“The main thing is being around them and making sure they’re happy in all aspects.
“Hopefully, they’re then in the best possible shape Sunday afternoon – or whenever they play – to play. If I can do anything to help or take any pressure off at all, I’ll do that.
“But there’s all sorts. If they want to do a joinery course I’ll look to sort that or one of the lads is doing a business management course so it’s a case of going out and helping source that.”
Leeds-born Lynch, meanwhile, is keeping busy out of work, too.
He will run the London Marathon later this month time with a group of friends for the charity Phab kids.
It is the first time he has attempted such a distance but it has also just been announced he will undertake the 300-mile UK Red Ride to Wembley from Old Trafford in Challenge Cup final week for Rugby League Cares.

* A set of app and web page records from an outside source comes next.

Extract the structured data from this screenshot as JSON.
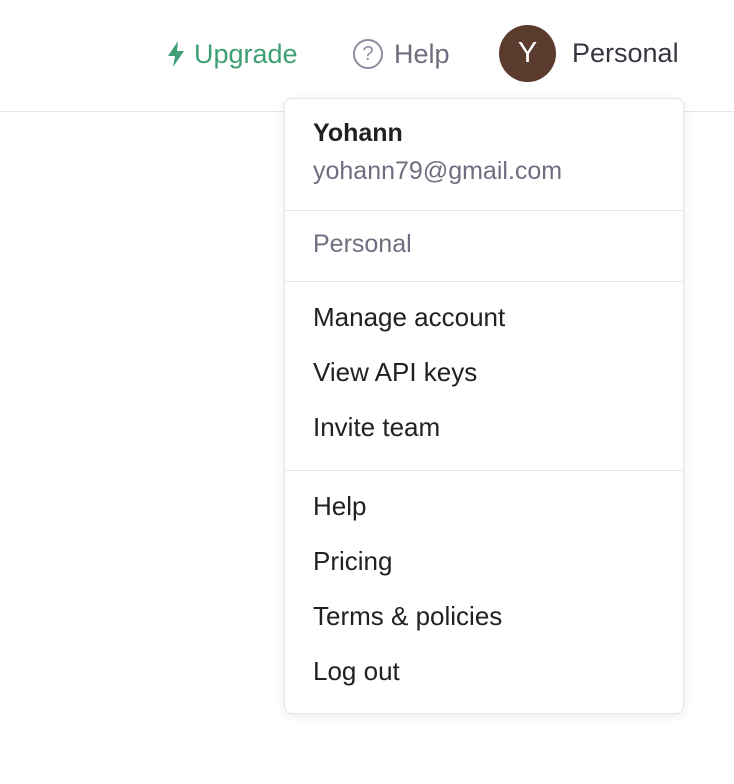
{
  "header": {
    "upgrade_label": "Upgrade",
    "upgrade_icon": "lightning-bolt-icon",
    "help_label": "Help",
    "help_icon": "question-circle-icon",
    "help_glyph": "?",
    "avatar_initial": "Y",
    "account_label": "Personal"
  },
  "menu": {
    "user": {
      "name": "Yohann",
      "email": "yohann79@gmail.com"
    },
    "organization": "Personal",
    "account_items": [
      {
        "label": "Manage account"
      },
      {
        "label": "View API keys"
      },
      {
        "label": "Invite team"
      }
    ],
    "general_items": [
      {
        "label": "Help"
      },
      {
        "label": "Pricing"
      },
      {
        "label": "Terms & policies"
      },
      {
        "label": "Log out"
      }
    ]
  },
  "colors": {
    "accent_green": "#3e9f74",
    "avatar_bg": "#5b3b2e",
    "muted_text": "#6e6e80",
    "divider": "#e6e6e9"
  }
}
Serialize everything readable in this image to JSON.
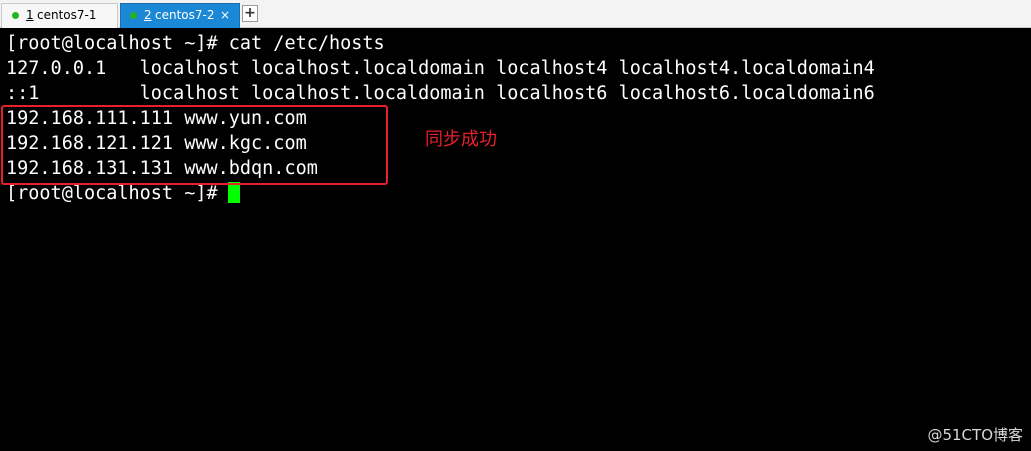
{
  "tabs": [
    {
      "number": "1",
      "label": "centos7-1",
      "active": false,
      "status_color": "#24b324"
    },
    {
      "number": "2",
      "label": "centos7-2",
      "active": true,
      "status_color": "#24b324",
      "close_glyph": "×"
    }
  ],
  "tab_add_glyph": "+",
  "terminal": {
    "lines": [
      "[root@localhost ~]# cat /etc/hosts",
      "127.0.0.1   localhost localhost.localdomain localhost4 localhost4.localdomain4",
      "::1         localhost localhost.localdomain localhost6 localhost6.localdomain6",
      "192.168.111.111 www.yun.com",
      "192.168.121.121 www.kgc.com",
      "192.168.131.131 www.bdqn.com"
    ],
    "prompt": "[root@localhost ~]#",
    "cursor_color": "#00ff00"
  },
  "annotation": {
    "text": "同步成功",
    "color": "#e8202a"
  },
  "watermark": "@51CTO博客"
}
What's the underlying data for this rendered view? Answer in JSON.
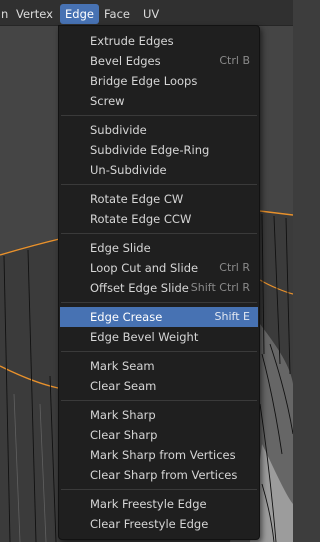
{
  "menubar": {
    "tabs": [
      {
        "label": "n"
      },
      {
        "label": "Vertex"
      },
      {
        "label": "Edge"
      },
      {
        "label": "Face"
      },
      {
        "label": "UV"
      }
    ],
    "active_tab": "Edge"
  },
  "edge_menu": {
    "groups": [
      [
        {
          "label": "Extrude Edges",
          "shortcut": ""
        },
        {
          "label": "Bevel Edges",
          "shortcut": "Ctrl B"
        },
        {
          "label": "Bridge Edge Loops",
          "shortcut": ""
        },
        {
          "label": "Screw",
          "shortcut": ""
        }
      ],
      [
        {
          "label": "Subdivide",
          "shortcut": ""
        },
        {
          "label": "Subdivide Edge-Ring",
          "shortcut": ""
        },
        {
          "label": "Un-Subdivide",
          "shortcut": ""
        }
      ],
      [
        {
          "label": "Rotate Edge CW",
          "shortcut": ""
        },
        {
          "label": "Rotate Edge CCW",
          "shortcut": ""
        }
      ],
      [
        {
          "label": "Edge Slide",
          "shortcut": ""
        },
        {
          "label": "Loop Cut and Slide",
          "shortcut": "Ctrl R"
        },
        {
          "label": "Offset Edge Slide",
          "shortcut": "Shift Ctrl R"
        }
      ],
      [
        {
          "label": "Edge Crease",
          "shortcut": "Shift E",
          "highlighted": true
        },
        {
          "label": "Edge Bevel Weight",
          "shortcut": ""
        }
      ],
      [
        {
          "label": "Mark Seam",
          "shortcut": ""
        },
        {
          "label": "Clear Seam",
          "shortcut": ""
        }
      ],
      [
        {
          "label": "Mark Sharp",
          "shortcut": ""
        },
        {
          "label": "Clear Sharp",
          "shortcut": ""
        },
        {
          "label": "Mark Sharp from Vertices",
          "shortcut": ""
        },
        {
          "label": "Clear Sharp from Vertices",
          "shortcut": ""
        }
      ],
      [
        {
          "label": "Mark Freestyle Edge",
          "shortcut": ""
        },
        {
          "label": "Clear Freestyle Edge",
          "shortcut": ""
        }
      ]
    ]
  },
  "colors": {
    "accent": "#4772b3",
    "menu_bg": "#1f1f1f",
    "header_bg": "#303030",
    "viewport_bg": "#3f3f3f",
    "selection_outline": "#e8912c"
  }
}
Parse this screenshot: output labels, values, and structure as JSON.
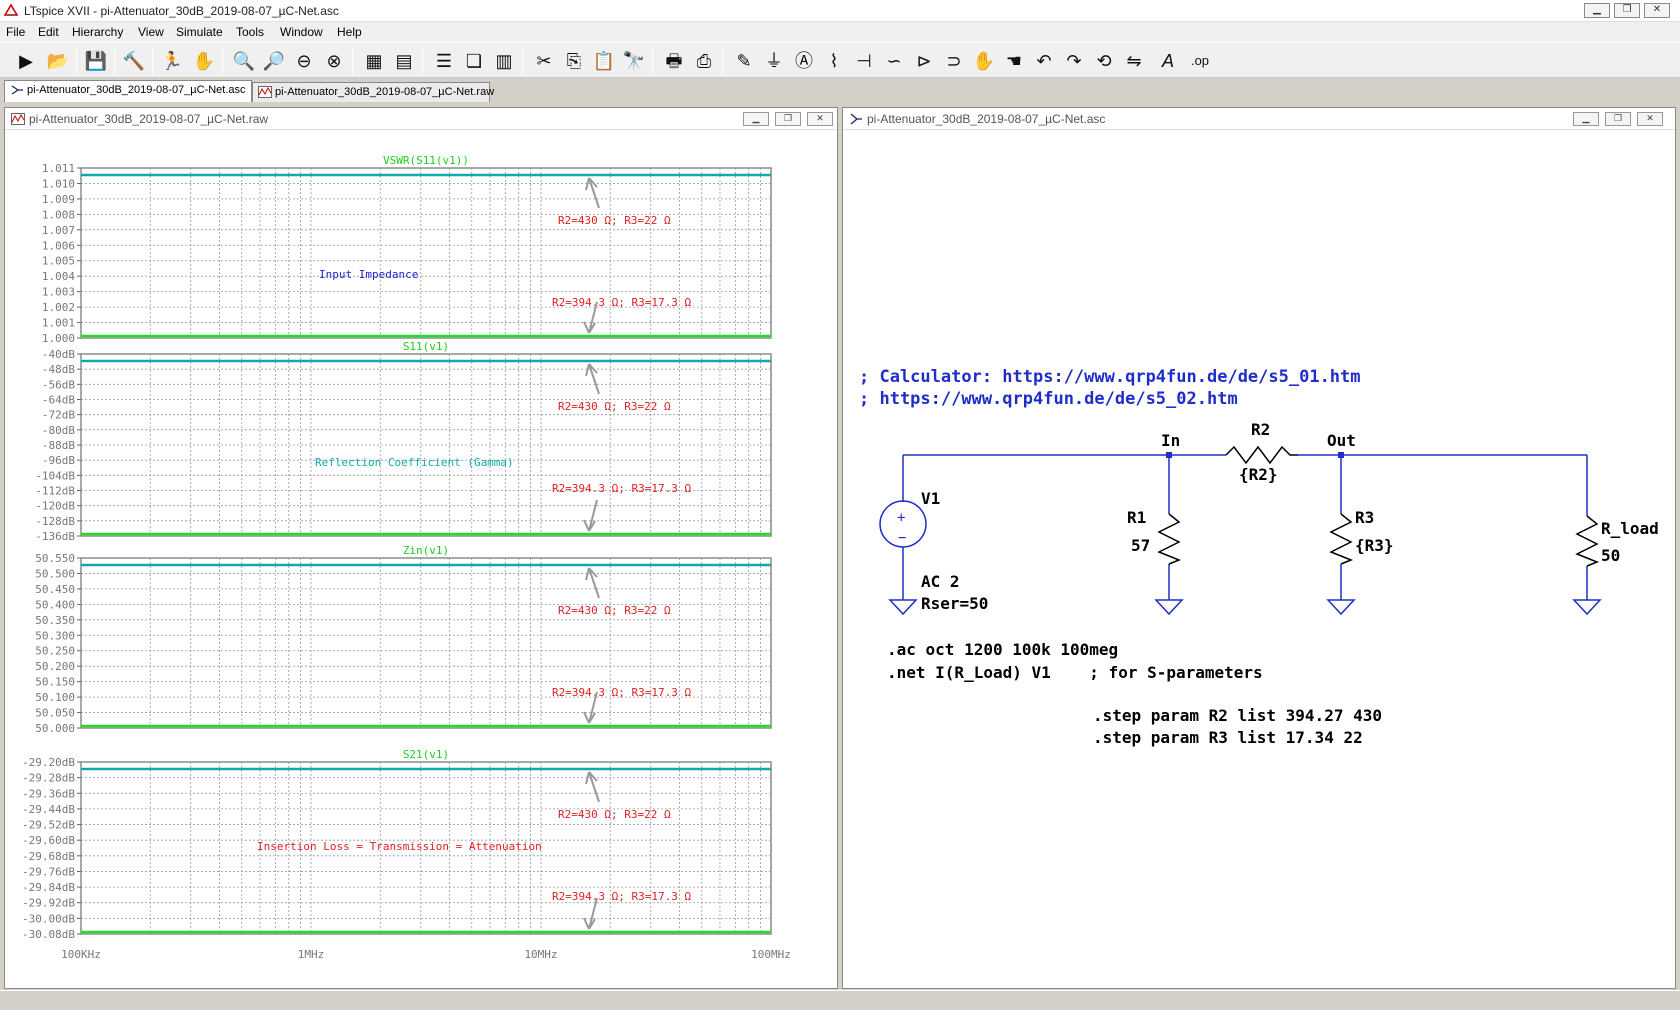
{
  "window": {
    "title": "LTspice XVII - pi-Attenuator_30dB_2019-08-07_µC-Net.asc"
  },
  "menu": [
    "File",
    "Edit",
    "Hierarchy",
    "View",
    "Simulate",
    "Tools",
    "Window",
    "Help"
  ],
  "tabs": [
    {
      "label": "pi-Attenuator_30dB_2019-08-07_µC-Net.asc"
    },
    {
      "label": "pi-Attenuator_30dB_2019-08-07_µC-Net.raw"
    }
  ],
  "waveform_window": {
    "title": "pi-Attenuator_30dB_2019-08-07_µC-Net.raw",
    "x_ticks": [
      "100KHz",
      "1MHz",
      "10MHz",
      "100MHz"
    ],
    "panes": [
      {
        "trace": "VSWR(S11(v1))",
        "y_ticks": [
          "1.011",
          "1.010",
          "1.009",
          "1.008",
          "1.007",
          "1.006",
          "1.005",
          "1.004",
          "1.003",
          "1.002",
          "1.001",
          "1.000"
        ],
        "annot_main": "Input Impedance",
        "annot_top": "R2=430 Ω; R3=22 Ω",
        "annot_bot": "R2=394.3 Ω; R3=17.3 Ω",
        "main_color": "#2222cc"
      },
      {
        "trace": "S11(v1)",
        "y_ticks": [
          "-40dB",
          "-48dB",
          "-56dB",
          "-64dB",
          "-72dB",
          "-80dB",
          "-88dB",
          "-96dB",
          "-104dB",
          "-112dB",
          "-120dB",
          "-128dB",
          "-136dB"
        ],
        "annot_main": "Reflection Coefficient (Gamma)",
        "annot_top": "R2=430 Ω; R3=22 Ω",
        "annot_bot": "R2=394.3 Ω; R3=17.3 Ω",
        "main_color": "#11aaaa"
      },
      {
        "trace": "Zin(v1)",
        "y_ticks": [
          "50.550",
          "50.500",
          "50.450",
          "50.400",
          "50.350",
          "50.300",
          "50.250",
          "50.200",
          "50.150",
          "50.100",
          "50.050",
          "50.000"
        ],
        "annot_main": "",
        "annot_top": "R2=430 Ω; R3=22 Ω",
        "annot_bot": "R2=394.3 Ω; R3=17.3 Ω",
        "main_color": "#2222cc"
      },
      {
        "trace": "S21(v1)",
        "y_ticks": [
          "-29.20dB",
          "-29.28dB",
          "-29.36dB",
          "-29.44dB",
          "-29.52dB",
          "-29.60dB",
          "-29.68dB",
          "-29.76dB",
          "-29.84dB",
          "-29.92dB",
          "-30.00dB",
          "-30.08dB"
        ],
        "annot_main": "Insertion Loss = Transmission = Attenuation",
        "annot_top": "R2=430 Ω; R3=22 Ω",
        "annot_bot": "R2=394.3 Ω; R3=17.3 Ω",
        "main_color": "#dd2222"
      }
    ]
  },
  "schematic_window": {
    "title": "pi-Attenuator_30dB_2019-08-07_µC-Net.asc",
    "comment1": "; Calculator: https://www.qrp4fun.de/de/s5_01.htm",
    "comment2": "; https://www.qrp4fun.de/de/s5_02.htm",
    "labels": {
      "in": "In",
      "out": "Out",
      "r2": "R2",
      "r2v": "{R2}",
      "r1": "R1",
      "r1v": "57",
      "r3": "R3",
      "r3v": "{R3}",
      "rload": "R_load",
      "rloadv": "50",
      "v1": "V1",
      "ac": "AC 2",
      "rser": "Rser=50"
    },
    "directives": [
      ".ac oct 1200 100k 100meg",
      ".net I(R_Load) V1    ; for S-parameters"
    ],
    "steps": [
      ".step param R2 list 394.27 430",
      ".step param R3 list 17.34 22"
    ]
  }
}
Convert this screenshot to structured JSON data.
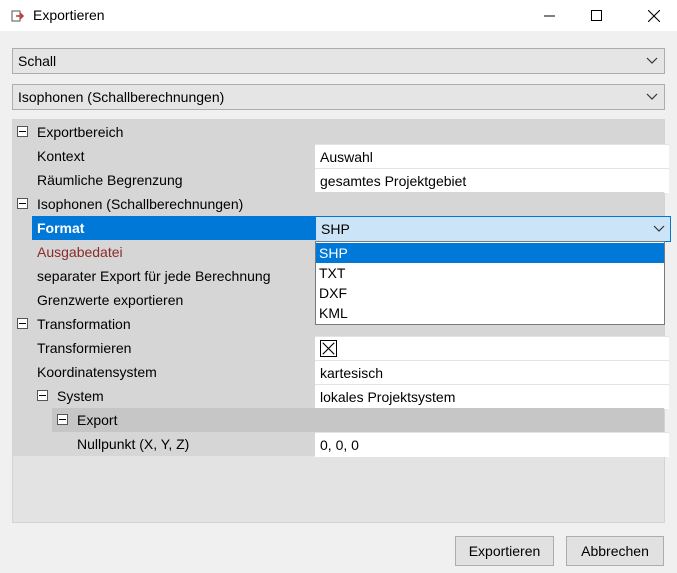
{
  "window": {
    "title": "Exportieren",
    "minimize": "—",
    "maximize": "☐",
    "close": "✕"
  },
  "combos": {
    "category": "Schall",
    "type": "Isophonen (Schallberechnungen)"
  },
  "grid": {
    "sec1": "Exportbereich",
    "kontext_label": "Kontext",
    "kontext_value": "Auswahl",
    "begrenzung_label": "Räumliche Begrenzung",
    "begrenzung_value": "gesamtes Projektgebiet",
    "sec2": "Isophonen (Schallberechnungen)",
    "format_label": "Format",
    "format_value": "SHP",
    "ausgabe_label": "Ausgabedatei",
    "separat_label": "separater Export für jede Berechnung",
    "grenz_label": "Grenzwerte exportieren",
    "sec3": "Transformation",
    "transform_label": "Transformieren",
    "koord_label": "Koordinatensystem",
    "koord_value": "kartesisch",
    "system_label": "System",
    "system_value": "lokales Projektsystem",
    "export_label": "Export",
    "null_label": "Nullpunkt (X, Y, Z)",
    "null_value": "0, 0, 0"
  },
  "dropdown": {
    "options": [
      "SHP",
      "TXT",
      "DXF",
      "KML"
    ],
    "selected": "SHP"
  },
  "buttons": {
    "export": "Exportieren",
    "cancel": "Abbrechen"
  },
  "colors": {
    "selection": "#0078d7",
    "error_label": "#8b2b2b",
    "field_bg": "#ffffff"
  }
}
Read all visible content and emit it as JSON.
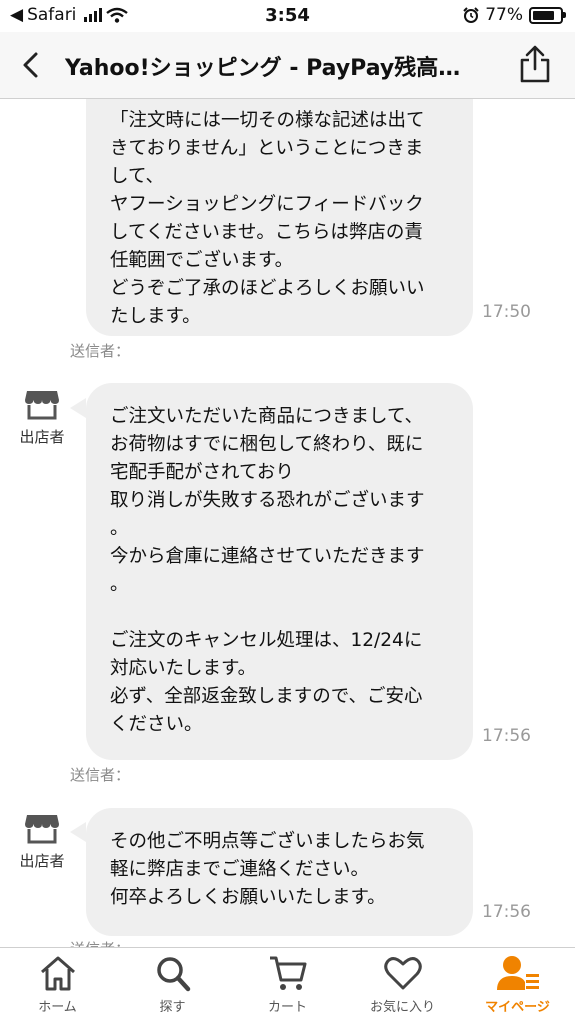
{
  "status_bar": {
    "back_app": "Safari",
    "time": "3:54",
    "battery": "77%"
  },
  "nav": {
    "title": "Yahoo!ショッピング - PayPay残高…"
  },
  "messages": [
    {
      "text": "「注文時には一切その様な記述は出て\nきておりません」ということにつきま\nして、\nヤフーショッピングにフィードバック\nしてくださいませ。こちらは弊店の責\n任範囲でございます。\nどうぞご了承のほどよろしくお願いい\nたします。",
      "time": "17:50",
      "sender": "送信者："
    },
    {
      "avatar_label": "出店者",
      "text": "ご注文いただいた商品につきまして、\nお荷物はすでに梱包して終わり、既に\n宅配手配がされており\n取り消しが失敗する恐れがございます\n。\n今から倉庫に連絡させていただきます\n。\n\nご注文のキャンセル処理は、12/24に\n対応いたします。\n必ず、全部返金致しますので、ご安心\nください。",
      "time": "17:56",
      "sender": "送信者："
    },
    {
      "avatar_label": "出店者",
      "text": "その他ご不明点等ございましたらお気\n軽に弊店までご連絡ください。\n何卒よろしくお願いいたします。",
      "time": "17:56",
      "sender": "送信者："
    }
  ],
  "tabbar": {
    "items": [
      {
        "label": "ホーム",
        "icon": "home-icon"
      },
      {
        "label": "探す",
        "icon": "search-icon"
      },
      {
        "label": "カート",
        "icon": "cart-icon"
      },
      {
        "label": "お気に入り",
        "icon": "heart-icon"
      },
      {
        "label": "マイページ",
        "icon": "person-icon"
      }
    ],
    "active_index": 4
  },
  "colors": {
    "accent": "#f08300",
    "bubble": "#efefef",
    "icon_gray": "#444444"
  }
}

He laughed: “It’s another challenge isn’t it?
“As soon as the marathon’s finished I’ll get my bike out and start training for that. I think you do have to challenge yourself, set goals and I have always wanted to do a marathon but never been able to before now. It’s exciting.”
It was not long ago, though, that Lynch, who trained as a joiner as a teenager before breaking through at Castleford, was planning to emigrate Down Under for retirement with his Australian wife and three kids.
He explained: “We were all set to go and I was excited.
“But then obviously April (wife) decided against it. She’s got a cake business that’s going really well and just her friends she’s got to know over here...
“So, that left me gutted – and running a marathon and doing a bike ride in the rain and wet instead of the sunshine!
“But I think April did do it partly for me; she didn’t know what to expect when I finished playing, how I’d react and what would come next.
“Never say never, though. When the kids get older it could be time to go then but we’ve had a house built now and we’re all settled so who knows?”